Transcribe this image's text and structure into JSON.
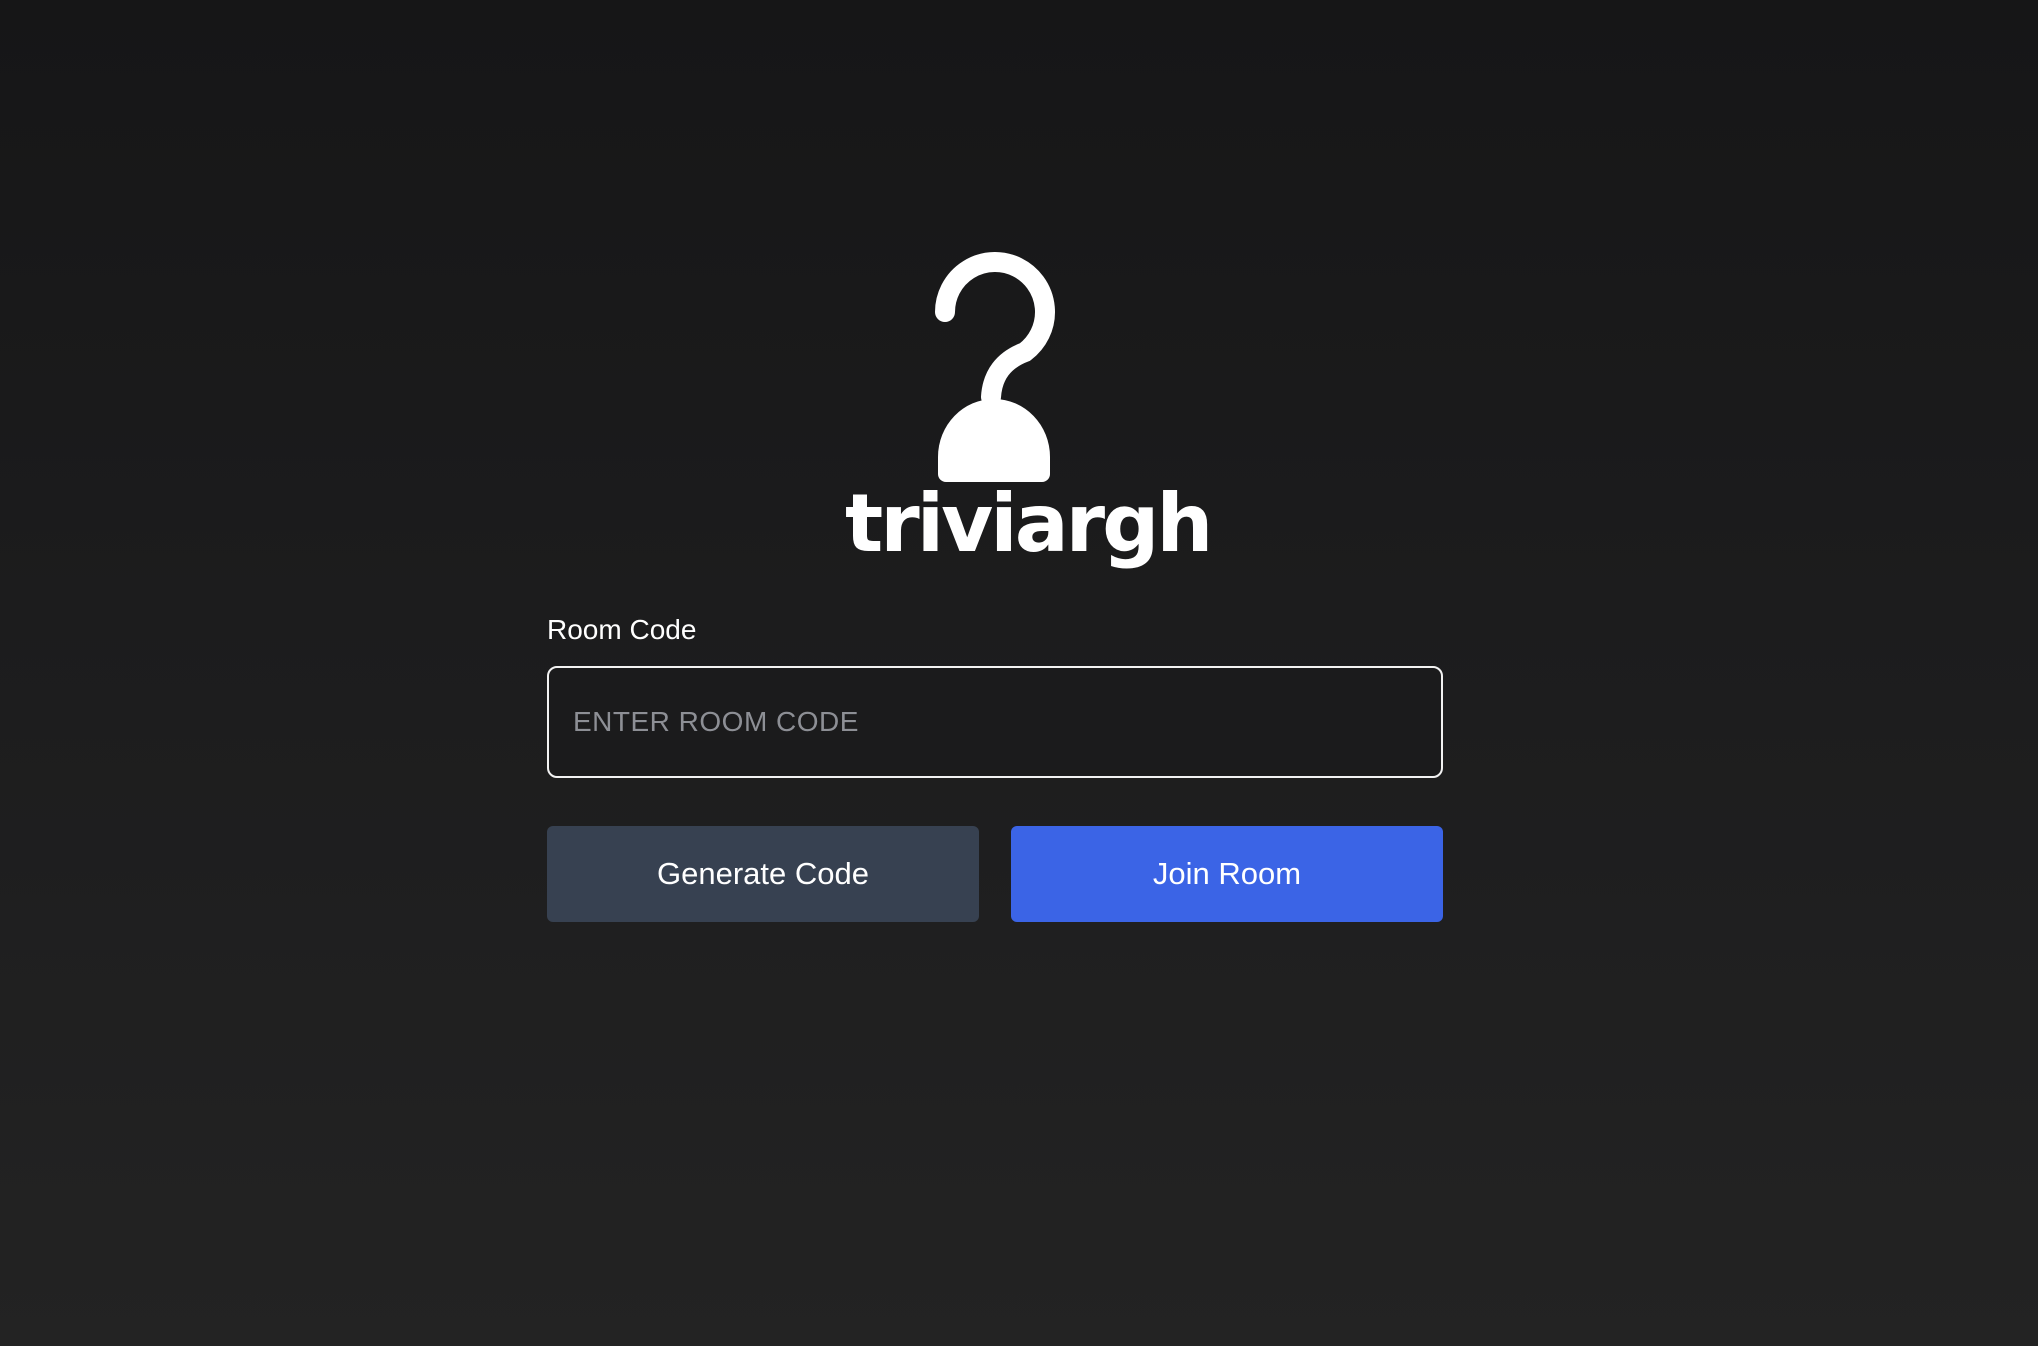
{
  "app": {
    "logo_icon": "hook-question-icon",
    "name": "triviargh"
  },
  "form": {
    "label": "Room Code",
    "input_value": "",
    "input_placeholder": "ENTER ROOM CODE",
    "generate_label": "Generate Code",
    "join_label": "Join Room"
  },
  "colors": {
    "background": "#1c1c1d",
    "input_border": "#f2f2f2",
    "generate_button": "#374151",
    "join_button": "#3b64e6",
    "text": "#ffffff",
    "placeholder": "#8d8f95"
  }
}
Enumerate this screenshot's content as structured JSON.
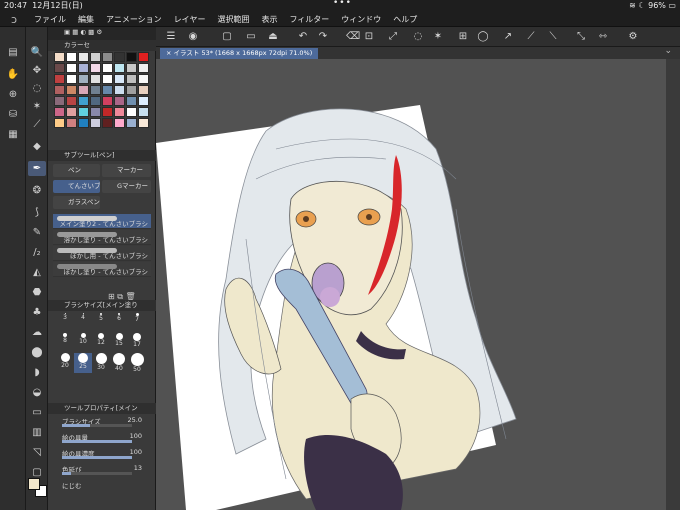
{
  "status": {
    "time": "20:47",
    "date": "12月12日(日)",
    "battery": "96%"
  },
  "menu": [
    "ファイル",
    "編集",
    "アニメーション",
    "レイヤー",
    "選択範囲",
    "表示",
    "フィルター",
    "ウィンドウ",
    "ヘルプ"
  ],
  "panels": {
    "color_set_title": "カラーセ",
    "subtool_title": "サブツール[ペン]",
    "subtools": [
      "ペン",
      "マーカー",
      "てんさいブ",
      "Gマーカー",
      "ガラスペン"
    ],
    "brushes": [
      "メイン塗り2 - てんさいブラシ",
      "溶かし塗り - てんさいブラシ",
      "ぼかし用 - てんさいブラシ",
      "ぼかし塗り - てんさいブラシ"
    ],
    "brush_size_title": "ブラシサイズ[メイン塗り",
    "brush_sizes": [
      "3",
      "4",
      "5",
      "6",
      "7",
      "8",
      "10",
      "12",
      "15",
      "17",
      "20",
      "25",
      "30",
      "40",
      "50"
    ],
    "tool_property_title": "ツールプロパティ[メイン",
    "properties": [
      {
        "label": "ブラシサイズ",
        "value": "25.0"
      },
      {
        "label": "絵の具量",
        "value": "100"
      },
      {
        "label": "絵の具濃度",
        "value": "100"
      },
      {
        "label": "色延び",
        "value": "13"
      },
      {
        "label": "にじむ",
        "value": ""
      }
    ]
  },
  "document_tab": "イラスト 53* (1668 x 1668px 72dpi 71.0%)",
  "colors": {
    "accent": "#46608c",
    "swatches": [
      "#f3dcc8",
      "#ffffff",
      "#e8e8e8",
      "#d0d0d0",
      "#8c8c8c",
      "#333333",
      "#111111",
      "#e02020",
      "#6b4a4a",
      "#ffffff",
      "#aab3d8",
      "#f3d8e8",
      "#ffffff",
      "#bde6f0",
      "#c8c8c8",
      "#f0f0f0",
      "#c04040",
      "#ffffff",
      "#a0b0c0",
      "#e0e0e0",
      "#ffffff",
      "#d8e8f8",
      "#c0c0c0",
      "#f8f8f8",
      "#b06060",
      "#cc8866",
      "#d8a8b8",
      "#708090",
      "#6688aa",
      "#ccddee",
      "#a0a0a0",
      "#e8d0c0",
      "#8a6a7a",
      "#b84444",
      "#40a0d0",
      "#506880",
      "#d04060",
      "#aa6688",
      "#7090b0",
      "#ddeeff",
      "#cc6688",
      "#e0a0a0",
      "#60d0e0",
      "#8888aa",
      "#c02828",
      "#ee8899",
      "#ffffff",
      "#c8e0f0",
      "#ffcc88",
      "#d08080",
      "#2080c0",
      "#ccccdd",
      "#602020",
      "#ffaacc",
      "#9ab0d0",
      "#f8e8d8"
    ]
  }
}
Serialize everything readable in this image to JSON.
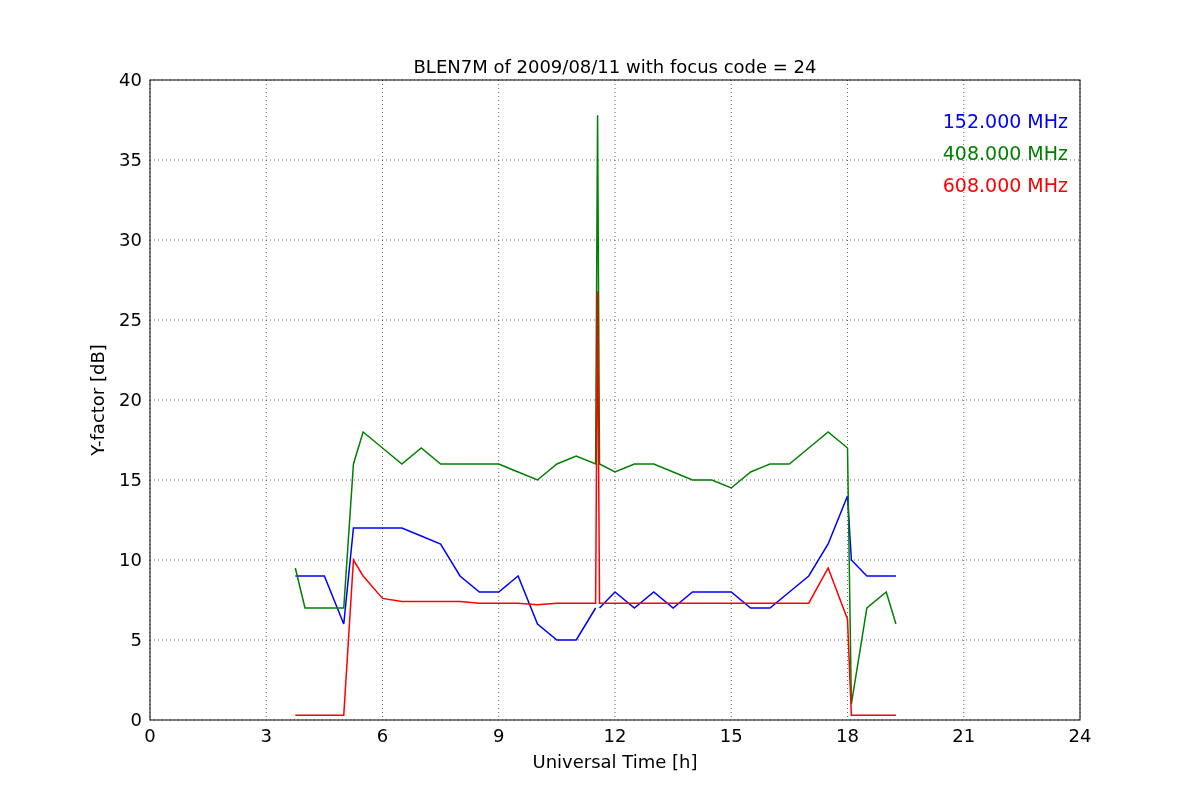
{
  "figure": {
    "chart_data": {
      "type": "line",
      "title": "BLEN7M of 2009/08/11 with focus code = 24",
      "xlabel": "Universal Time [h]",
      "ylabel": "Y-factor [dB]",
      "xlim": [
        0,
        24
      ],
      "ylim": [
        0,
        40
      ],
      "xticks": [
        0,
        3,
        6,
        9,
        12,
        15,
        18,
        21,
        24
      ],
      "yticks": [
        0,
        5,
        10,
        15,
        20,
        25,
        30,
        35,
        40
      ],
      "grid": true,
      "x": [
        3.75,
        4,
        4.5,
        5,
        5.25,
        5.5,
        6,
        6.5,
        7,
        7.5,
        8,
        8.5,
        9,
        9.5,
        10,
        10.5,
        11,
        11.5,
        11.55,
        11.6,
        12,
        12.5,
        13,
        13.5,
        14,
        14.5,
        15,
        15.5,
        16,
        16.5,
        17,
        17.5,
        18,
        18.1,
        18.5,
        19,
        19.25
      ],
      "series": [
        {
          "name": "152.000 MHz",
          "color": "#0000ff",
          "values": [
            9,
            9,
            9,
            6,
            12,
            12,
            12,
            12,
            11.5,
            11,
            9,
            8,
            8,
            9,
            6,
            5,
            5,
            7,
            null,
            7,
            8,
            7,
            8,
            7,
            8,
            8,
            8,
            7,
            7,
            8,
            9,
            11,
            14,
            10,
            9,
            9,
            9
          ]
        },
        {
          "name": "408.000 MHz",
          "color": "#008000",
          "values": [
            9.5,
            7,
            7,
            7,
            16,
            18,
            17,
            16,
            17,
            16,
            16,
            16,
            16,
            15.5,
            15,
            16,
            16.5,
            16,
            37.8,
            16,
            15.5,
            16,
            16,
            15.5,
            15,
            15,
            14.5,
            15.5,
            16,
            16,
            17,
            18,
            17,
            1,
            7,
            8,
            6
          ]
        },
        {
          "name": "608.000 MHz",
          "color": "#ff0000",
          "values": [
            0.3,
            0.3,
            0.3,
            0.3,
            10,
            9,
            7.6,
            7.4,
            7.4,
            7.4,
            7.4,
            7.3,
            7.3,
            7.3,
            7.2,
            7.3,
            7.3,
            7.3,
            26.8,
            7.3,
            7.3,
            7.3,
            7.3,
            7.3,
            7.3,
            7.3,
            7.3,
            7.3,
            7.3,
            7.3,
            7.3,
            9.5,
            6.3,
            0.3,
            0.3,
            0.3,
            0.3
          ]
        }
      ]
    }
  }
}
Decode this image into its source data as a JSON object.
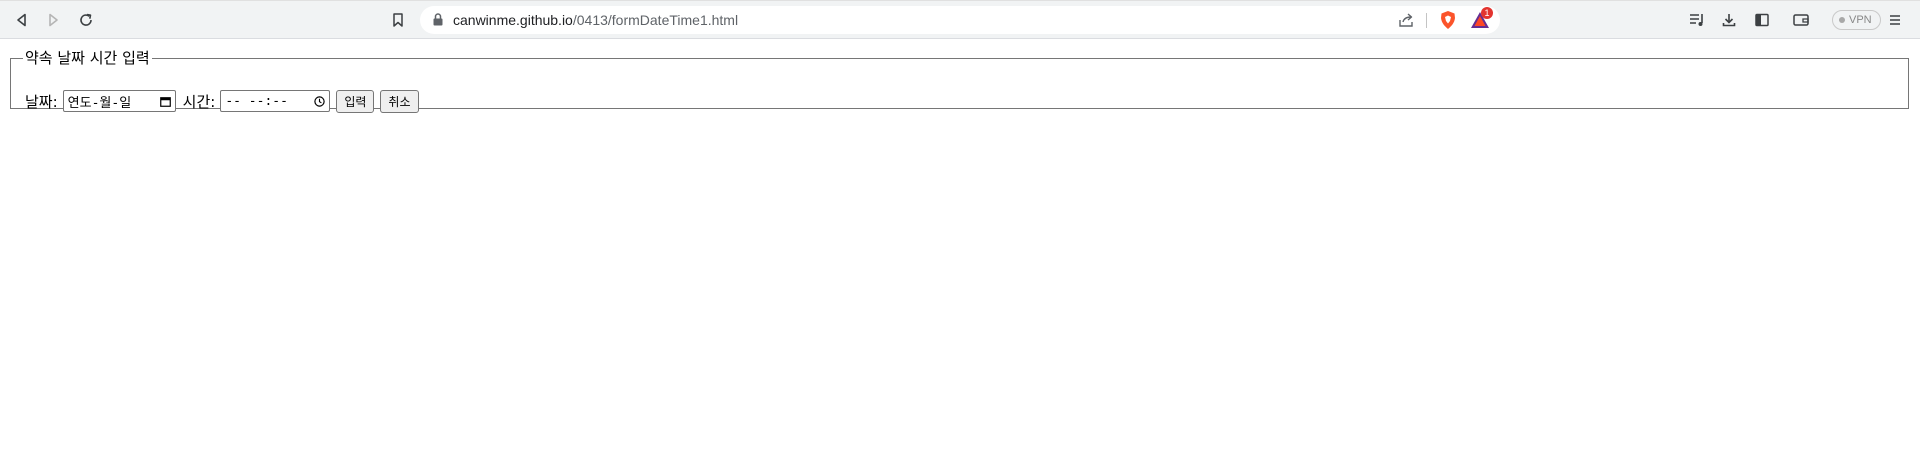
{
  "browser": {
    "url_host": "canwinme.github.io",
    "url_path": "/0413/formDateTime1.html",
    "rewards_badge_count": "1",
    "vpn_label": "VPN",
    "icons": [
      "back-icon",
      "forward-icon",
      "reload-icon",
      "bookmark-icon",
      "lock-icon",
      "share-icon",
      "brave-shields-icon",
      "brave-rewards-icon",
      "playlist-icon",
      "download-icon",
      "sidebar-icon",
      "wallet-icon",
      "menu-icon"
    ]
  },
  "form": {
    "legend": "약속 날짜 시간 입력",
    "date_label": "날짜:",
    "date_placeholder": "연도-월-일",
    "time_label": "시간:",
    "time_placeholder": "-- --:--",
    "submit_label": "입력",
    "reset_label": "취소"
  }
}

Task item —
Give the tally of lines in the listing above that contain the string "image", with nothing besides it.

Solution for this problem —
3